If you attended the Cubs Convention at the Sheraton hotel last weekend you might have encountered a labor union activist and not even noticed.\n\nYou may have been handed a stylish drink coaster for the light beer you were nursing in between giant swills of the Cubbie kool-aid.\n\nYou may have noticed the baseball graphic on the front of the cardboard coaster that read: “Celebrating 123 Years.”\n\nIntrigued you may have flipped it over, treatmenthelp beverage in hand so as to prevent a drink ring on the hotel furniture, click and read what was inscribed on the back: “For 123 years hotel workers in Chicago have had union contracts. Sheraton Hotel workers have great wages and benefits. Wrigley Field Concession Workers have the same Union, and when the new Wrigley hotel opens, the workers should have Sheraton quality jobs.”\n\n“Great wages and benefits,” you might have thought to yourself, your mood elevated with thoughts of sunny, day-baseball games in mid-January. “Yeah, those hotel workers should have quality jobs.”\n\nAt least that’s what Unite Here! Local 1 hoped you would think, as staff members fanned out over three floors of the Sheraton hotel to mingle with fans last weekend. They were there to build awareness and support for good jobs for Chicago’s labor force. Continue reading →

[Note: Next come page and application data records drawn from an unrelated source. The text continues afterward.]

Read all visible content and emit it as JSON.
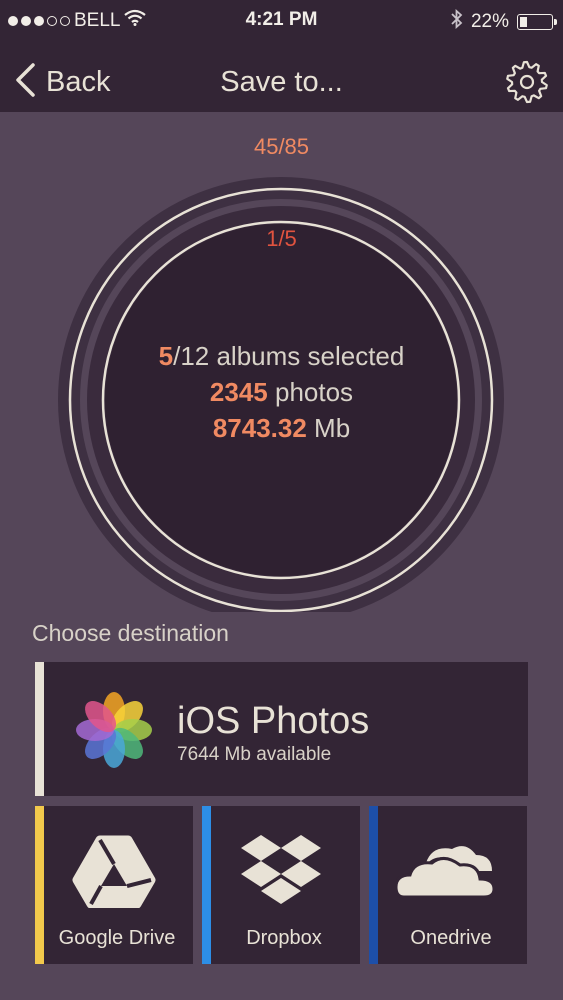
{
  "status_bar": {
    "carrier": "BELL",
    "time": "4:21 PM",
    "battery": "22%",
    "battery_level": 0.22,
    "signal_bars": 3,
    "signal_total": 5
  },
  "nav": {
    "back_label": "Back",
    "title": "Save to..."
  },
  "progress": {
    "outer_label": "45/85",
    "outer_fraction": 0.53,
    "inner_label": "1/5",
    "inner_fraction": 0.2,
    "albums_selected": "5",
    "albums_total_text": "/12 albums selected",
    "photos_count": "2345",
    "photos_suffix": " photos",
    "size_value": "8743.32",
    "size_unit": " Mb"
  },
  "destinations": {
    "section_label": "Choose destination",
    "primary": {
      "name": "iOS Photos",
      "available": "7644 Mb available",
      "accent": "#e8e2d6"
    },
    "tiles": [
      {
        "name": "Google Drive",
        "accent": "#f2c94c",
        "icon": "google-drive-icon"
      },
      {
        "name": "Dropbox",
        "accent": "#2d8ee6",
        "icon": "dropbox-icon"
      },
      {
        "name": "Onedrive",
        "accent": "#1d4fa8",
        "icon": "onedrive-icon"
      }
    ]
  },
  "colors": {
    "background": "#554659",
    "bar": "#332535",
    "accent_orange": "#f08a62",
    "accent_red": "#e0533f",
    "cream": "#e8e2d6"
  }
}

Being a White Sox fan, capsulehospital it goes without saying that I’m a fan of Frank Thomas, no rx the most formidable hitter in Sox franchise history. His five or so plate appearances were reason enough to tune into White Sox games nightly in the 90s. And during and in-between those Frank at bats, getting lost in some great White Sox teams in those years, I became, as far as sports go, a baseball fan first and foremost.\n\nStill, the news last week that the Big Hurt was elected into baseball’s Hall of Fame didn’t do much for me.\n\nPartly that’s because I think the guardians of the Hall of Fame in Cooperstown are self-righteous boobs, and so Thomas’ first ballot selection is naturally a product of self-righteous boobery.\n\nIt’s clear that the baseball writers collectively have blacklisted players connected to PED use from the Hall of Fame. Many of them the same Judas scribes who celebrated home run hitters and the return of baseball (and their own livelihoods) from a long players strike in the late 90s.\n\nThomas was never connected to steroids in the media as a player and he’s instigated a very public “I was clean” campaign since his retirement. So Frank Thomas, one of the bulkiest players in an era of roided-up hulks, oddly has become the poster boy for anti-doping in baseball.\n\nHad this not been the case, would the baseball writers have voted in on his first ballot a player who hit mostly as a designated hitter and played in the field only 38 times after his age 32 season? I don’t think so.\n\nBasically by his own admission, Frank Thomas’ 83.7% of the writers vote was as much about PEDs as Barry Bonds’ 34.7% or Mark McGwire’s 11%.\n\nSo ironically, Thomas’ first-ballot enshrinement, despite some gaudy career hitting numbers, feels kind of tainted by steroids.\n\nBut my blase attitude toward the Hall of Fame announcement comes from something more than this. Continue reading →